Goal of the exercise: Using the entries that follow, please report how many lines contain the word "Amanda", with no other words.

Information:
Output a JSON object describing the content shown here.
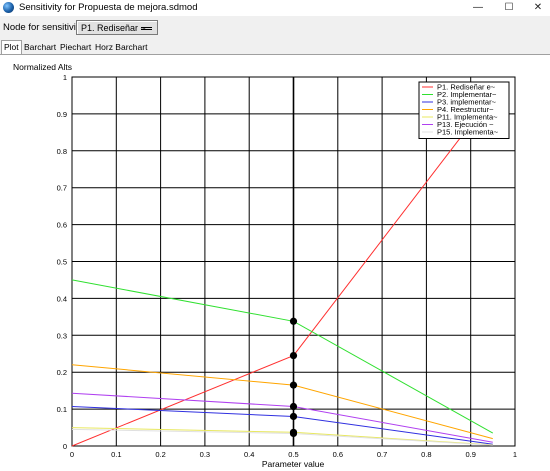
{
  "window": {
    "title": "Sensitivity for Propuesta de mejora.sdmod",
    "minimize_glyph": "—",
    "maximize_glyph": "☐",
    "close_glyph": "✕"
  },
  "toolbar": {
    "node_label": "Node for sensitivity:",
    "node_value": "P1. Rediseñar ~"
  },
  "tabs": [
    {
      "label": "Plot",
      "active": true
    },
    {
      "label": "Barchart",
      "active": false
    },
    {
      "label": "Piechart",
      "active": false
    },
    {
      "label": "Horz Barchart",
      "active": false
    }
  ],
  "chart_data": {
    "type": "line",
    "ylabel": "Normalized Alts",
    "xlabel": "Parameter value",
    "xlim": [
      0,
      1
    ],
    "ylim": [
      0,
      1
    ],
    "xticks": [
      "0",
      "0.1",
      "0.2",
      "0.3",
      "0.4",
      "0.5",
      "0.6",
      "0.7",
      "0.8",
      "0.9",
      "1"
    ],
    "yticks": [
      "0",
      "0.1",
      "0.2",
      "0.3",
      "0.4",
      "0.5",
      "0.6",
      "0.7",
      "0.8",
      "0.9",
      "1"
    ],
    "grid": true,
    "legend_position": "top-right",
    "marker_x": 0.5,
    "series": [
      {
        "name": "P1. Rediseñar e~",
        "color": "#ff3030",
        "points": [
          [
            0,
            0
          ],
          [
            0.5,
            0.245
          ],
          [
            0.95,
            0.95
          ]
        ]
      },
      {
        "name": "P2. Implementar~",
        "color": "#30e030",
        "points": [
          [
            0,
            0.45
          ],
          [
            0.5,
            0.338
          ],
          [
            0.95,
            0.035
          ]
        ]
      },
      {
        "name": "P3. implementar~",
        "color": "#3030e0",
        "points": [
          [
            0,
            0.107
          ],
          [
            0.5,
            0.08
          ],
          [
            0.95,
            0.005
          ]
        ]
      },
      {
        "name": "P4. Reestructur~",
        "color": "#ffa500",
        "points": [
          [
            0,
            0.22
          ],
          [
            0.5,
            0.165
          ],
          [
            0.95,
            0.02
          ]
        ]
      },
      {
        "name": "P11. Implementa~",
        "color": "#e8e860",
        "points": [
          [
            0,
            0.05
          ],
          [
            0.5,
            0.037
          ],
          [
            0.95,
            0.003
          ]
        ]
      },
      {
        "name": "P13. Ejecución ~",
        "color": "#b040f0",
        "points": [
          [
            0,
            0.143
          ],
          [
            0.5,
            0.107
          ],
          [
            0.95,
            0.01
          ]
        ]
      },
      {
        "name": "P15. Implementa~",
        "color": "#e0e0e0",
        "points": [
          [
            0,
            0.045
          ],
          [
            0.5,
            0.034
          ],
          [
            0.95,
            0.002
          ]
        ]
      }
    ]
  }
}
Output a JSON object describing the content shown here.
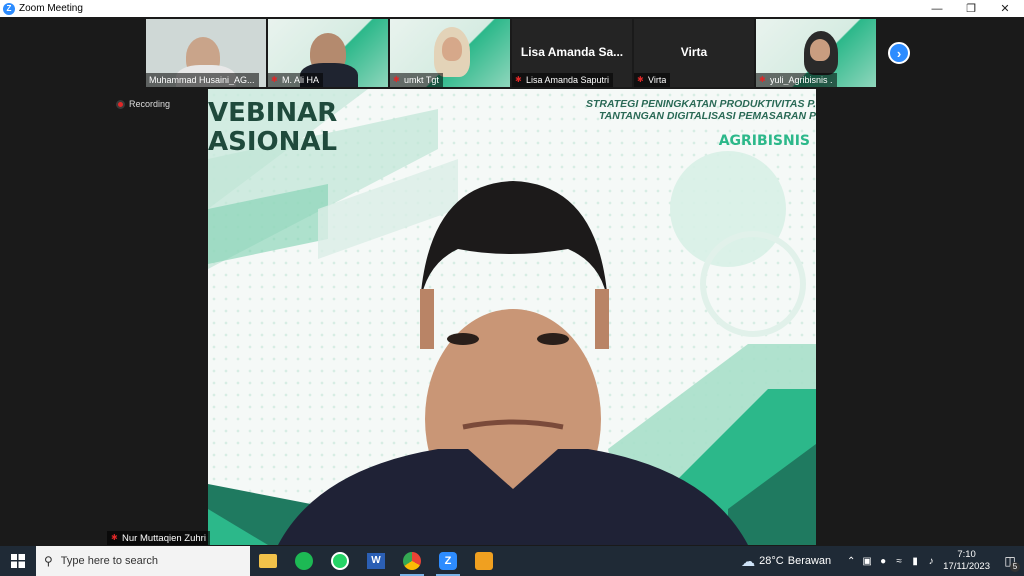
{
  "window": {
    "title": "Zoom Meeting"
  },
  "participants": [
    {
      "name": "Muhammad Husaini_AG...",
      "type": "video"
    },
    {
      "name": "M. Ali HA",
      "type": "video"
    },
    {
      "name": "umkt Tgt",
      "type": "video"
    },
    {
      "name": "Lisa Amanda Saputri",
      "display": "Lisa Amanda Sa...",
      "type": "name"
    },
    {
      "name": "Virta",
      "display": "Virta",
      "type": "name"
    },
    {
      "name": "yuli_Agribisnis .",
      "type": "video"
    }
  ],
  "recording": {
    "label": "Recording"
  },
  "speaker": {
    "name": "Nur Muttaqien Zuhri"
  },
  "banner": {
    "title_line1": "VEBINAR",
    "title_line2": "ASIONAL",
    "strategy_line1": "STRATEGI PENINGKATAN PRODUKTIVITAS  P.",
    "strategy_line2": "TANTANGAN DIGITALISASI PEMASARAN P",
    "brand": "AGRIBISNIS"
  },
  "taskbar": {
    "search_placeholder": "Type here to search",
    "weather_temp": "28°C",
    "weather_text": "Berawan",
    "time": "7:10",
    "date": "17/11/2023",
    "notifications": "5"
  },
  "colors": {
    "zoom_blue": "#2d8cff",
    "recording_red": "#e02828",
    "banner_green": "#2cb88a"
  }
}
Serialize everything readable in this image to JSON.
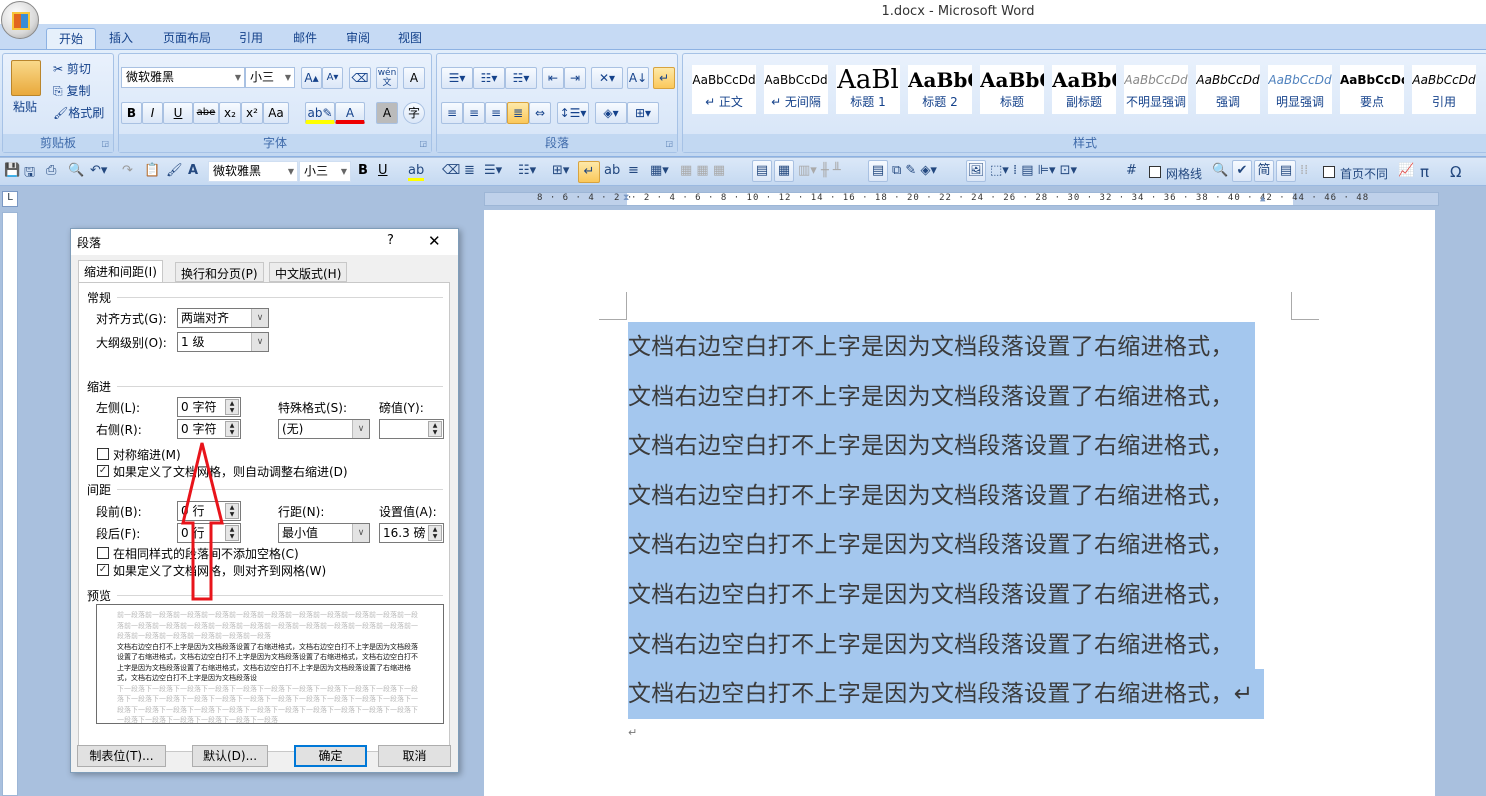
{
  "window": {
    "title": "1.docx - Microsoft Word"
  },
  "tabs": [
    "开始",
    "插入",
    "页面布局",
    "引用",
    "邮件",
    "审阅",
    "视图"
  ],
  "ribbon": {
    "clipboard": {
      "label": "剪贴板",
      "paste": "粘贴",
      "cut": "剪切",
      "copy": "复制",
      "format_painter": "格式刷"
    },
    "font": {
      "label": "字体",
      "font_name": "微软雅黑",
      "font_size": "小三",
      "bold": "B",
      "italic": "I",
      "underline": "U",
      "strike": "abe",
      "subscript": "x₂",
      "superscript": "x²",
      "change_case": "Aa",
      "grow": "A▴",
      "shrink": "A▾",
      "phonetic": "wén 文",
      "char_border": "A",
      "char_shading": "A",
      "enclose": "字"
    },
    "paragraph": {
      "label": "段落"
    },
    "styles": {
      "label": "样式",
      "items": [
        {
          "preview": "AaBbCcDd",
          "name": "↵ 正文"
        },
        {
          "preview": "AaBbCcDd",
          "name": "↵ 无间隔"
        },
        {
          "preview": "AaBl",
          "name": "标题 1"
        },
        {
          "preview": "AaBbC",
          "name": "标题 2"
        },
        {
          "preview": "AaBbC",
          "name": "标题"
        },
        {
          "preview": "AaBbC",
          "name": "副标题"
        },
        {
          "preview": "AaBbCcDd",
          "name": "不明显强调"
        },
        {
          "preview": "AaBbCcDd",
          "name": "强调"
        },
        {
          "preview": "AaBbCcDd",
          "name": "明显强调"
        },
        {
          "preview": "AaBbCcDd",
          "name": "要点"
        },
        {
          "preview": "AaBbCcDd",
          "name": "引用"
        }
      ]
    }
  },
  "qat": {
    "font_name": "微软雅黑",
    "font_size": "小三",
    "gridlines": "网格线",
    "first_page_diff": "首页不同",
    "bold": "B",
    "underline": "U",
    "pi": "π",
    "omega": "Ω"
  },
  "ruler": {
    "left_ticks": "8 · 6 · 4 · 2 ·",
    "right_ticks": "· 2 · 4 · 6 · 8 · 10 · 12 · 14 · 16 · 18 · 20 · 22 · 24 · 26 · 28 · 30 · 32 · 34 · 36 · 38 · 40 · 42 · 44 · 46 · 48",
    "tab_selector": "L"
  },
  "document": {
    "lines": [
      "文档右边空白打不上字是因为文档段落设置了右缩进格式，",
      "文档右边空白打不上字是因为文档段落设置了右缩进格式，",
      "文档右边空白打不上字是因为文档段落设置了右缩进格式，",
      "文档右边空白打不上字是因为文档段落设置了右缩进格式，",
      "文档右边空白打不上字是因为文档段落设置了右缩进格式，",
      "文档右边空白打不上字是因为文档段落设置了右缩进格式，",
      "文档右边空白打不上字是因为文档段落设置了右缩进格式，",
      "文档右边空白打不上字是因为文档段落设置了右缩进格式，↵"
    ],
    "empty_para": "↵"
  },
  "dialog": {
    "title": "段落",
    "help": "?",
    "close": "✕",
    "tabs": [
      "缩进和间距(I)",
      "换行和分页(P)",
      "中文版式(H)"
    ],
    "general": {
      "heading": "常规",
      "alignment_label": "对齐方式(G):",
      "alignment_value": "两端对齐",
      "outline_label": "大纲级别(O):",
      "outline_value": "1 级"
    },
    "indent": {
      "heading": "缩进",
      "left_label": "左侧(L):",
      "left_value": "0 字符",
      "right_label": "右侧(R):",
      "right_value": "0 字符",
      "special_label": "特殊格式(S):",
      "special_value": "(无)",
      "by_label": "磅值(Y):",
      "by_value": "",
      "mirror_label": "对称缩进(M)",
      "mirror_checked": false,
      "auto_adjust_label": "如果定义了文档网格，则自动调整右缩进(D)",
      "auto_adjust_checked": true
    },
    "spacing": {
      "heading": "间距",
      "before_label": "段前(B):",
      "before_value": "0 行",
      "after_label": "段后(F):",
      "after_value": "0 行",
      "line_label": "行距(N):",
      "line_value": "最小值",
      "at_label": "设置值(A):",
      "at_value": "16.3 磅",
      "no_space_label": "在相同样式的段落间不添加空格(C)",
      "no_space_checked": false,
      "snap_label": "如果定义了文档网格，则对齐到网格(W)",
      "snap_checked": true
    },
    "preview": {
      "heading": "预览",
      "prev_text": "前一段落前一段落前一段落前一段落前一段落前一段落前一段落前一段落前一段落前一段落前一段落前一段落前一段落前一段落前一段落前一段落前一段落前一段落前一段落前一段落前一段落前一段落前一段落前一段落前一段落前一段落前一段落",
      "body_text": "文档右边空白打不上字是因为文档段落设置了右缩进格式，文档右边空白打不上字是因为文档段落设置了右缩进格式，文档右边空白打不上字是因为文档段落设置了右缩进格式，文档右边空白打不上字是因为文档段落设置了右缩进格式，文档右边空白打不上字是因为文档段落设置了右缩进格式，文档右边空白打不上字是因为文档段落设",
      "next_text": "下一段落下一段落下一段落下一段落下一段落下一段落下一段落下一段落下一段落下一段落下一段落下一段落下一段落下一段落下一段落下一段落下一段落下一段落下一段落下一段落下一段落下一段落下一段落下一段落下一段落下一段落下一段落下一段落下一段落下一段落下一段落下一段落下一段落下一段落下一段落下一段落下一段落下一段落"
    },
    "buttons": {
      "tabs": "制表位(T)...",
      "default": "默认(D)...",
      "ok": "确定",
      "cancel": "取消"
    }
  },
  "colors": {
    "selection": "#a4c7ee",
    "annotation_arrow": "#e8141b",
    "ribbon": "#d5e4f7"
  }
}
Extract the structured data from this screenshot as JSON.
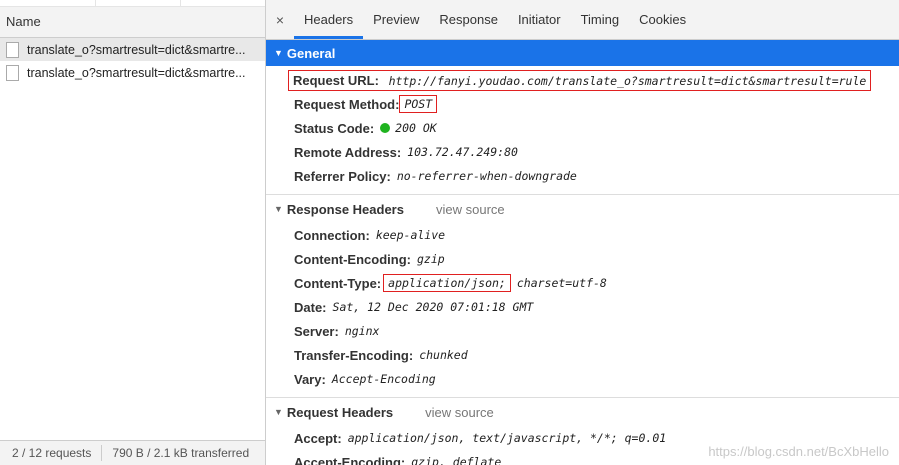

Response area: 2